AUSTIN — Republican state lawmakers may again sabotage protections for women’s sports in Texas.

Currently, school-aged girls across the country face the threat of losing their sports scholarships and opportunities to boys pretending to be girls. The NCAA, the national association governing most college athletics, now allows biological men to intrude on women’s sports.

Earlier this year, the Republican-controlled Texas Legislature could have approved multiple protections for women’s athletics to ensure male students would not be allowed to compete on designated women’s sports teams, but Republican legislators in the House of Representatives killed the effort. Texas Scorecard previously chronicled that story in detail.

On Monday, the Texas House—now in their third special legislative session because they chose not to complete priority work in all of their legislative time earlier this year—finally began moving proposed laws forward in the legislative process and again advanced the women’s athletic protections.

“[Texas public high schools] may not allow a student to compete in an interscholastic athletic competition sponsored or authorized by the district or school that is designated for the biological sex opposite to the student’s biological sex,” reads Senate Bill 3 (that bill has already passed the Texas Senate and is now moving forward in the House along with similar legislation, House Bills 10 and 25).

However, there is one glaring problem. Those proposals only apply to high schools and exclude college-aged women.

Indeed, in the current September/October special session, Republican state legislators have chosen to move forward with high-school-only protections, despite the fact that legislators such as State Sen. Charles Perry (R–Lubbock) and State Rep. Bryan Slaton (R–Royse City) have proposed laws to safeguard both high school and college women’s athletics (those bills are currently untouched and collecting dust).

Furthermore, Gov. Abbott, earlier this month in his special session announcement, wrote he only wanted “[women’s sports] legislation identical to Senate Bill 29 as passed by the Texas Senate in the 87th Legislature, ”meaning protections that only applied to high school girls.

Why exclude college young women? Of note, the NCAA earlier this year threatened to move championship games away from Texas if state lawmakers chose to pass safeguards for college women’s athletics.

Additionally, as relevant information, Texas House Speaker Dade Phelan was one of only three Texas House Republicans to receive a positive grade from Equality Texas, a pro-LGBT advocacy organization that opposes the proposed safeguards.

“We absolutely should pass a bill to protect women’s sports at both levels,” State Rep. Slaton (R–Royse City) recently told Texas Scorecard. “If we fail to do this, it will be a bad mark on our legacy as legislators.”

“It’s crucial that colleges are included in any sports bill passed this session,” State Rep. Kyle Biedermann (R–Fredericksburg) said during the Legislature’s August special session. “The Texas House must safeguard both women and girls.”

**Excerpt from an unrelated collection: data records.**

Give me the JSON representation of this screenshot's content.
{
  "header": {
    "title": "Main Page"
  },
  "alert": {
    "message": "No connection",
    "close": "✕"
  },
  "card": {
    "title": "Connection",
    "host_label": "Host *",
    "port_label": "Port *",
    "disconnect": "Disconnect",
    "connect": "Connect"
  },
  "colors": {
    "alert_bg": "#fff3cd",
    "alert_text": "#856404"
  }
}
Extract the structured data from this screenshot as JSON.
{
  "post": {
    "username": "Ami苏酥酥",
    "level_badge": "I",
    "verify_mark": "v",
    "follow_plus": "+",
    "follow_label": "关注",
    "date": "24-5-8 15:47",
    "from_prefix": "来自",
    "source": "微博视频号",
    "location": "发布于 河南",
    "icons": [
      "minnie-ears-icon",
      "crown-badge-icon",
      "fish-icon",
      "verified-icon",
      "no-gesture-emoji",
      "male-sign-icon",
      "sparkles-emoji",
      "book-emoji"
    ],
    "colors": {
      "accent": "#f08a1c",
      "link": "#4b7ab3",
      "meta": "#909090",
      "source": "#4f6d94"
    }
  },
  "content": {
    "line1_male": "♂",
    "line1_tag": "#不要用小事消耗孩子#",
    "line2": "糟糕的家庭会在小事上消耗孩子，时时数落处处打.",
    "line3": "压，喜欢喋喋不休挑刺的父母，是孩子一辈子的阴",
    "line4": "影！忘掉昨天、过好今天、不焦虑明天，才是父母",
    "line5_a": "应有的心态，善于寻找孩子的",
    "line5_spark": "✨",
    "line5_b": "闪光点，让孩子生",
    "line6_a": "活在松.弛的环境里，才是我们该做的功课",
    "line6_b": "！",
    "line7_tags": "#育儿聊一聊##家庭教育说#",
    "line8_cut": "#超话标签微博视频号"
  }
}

State lawmakers have roughly three weeks left in their current session, so concerned citizens may contact their state representatives, senators, or the governor.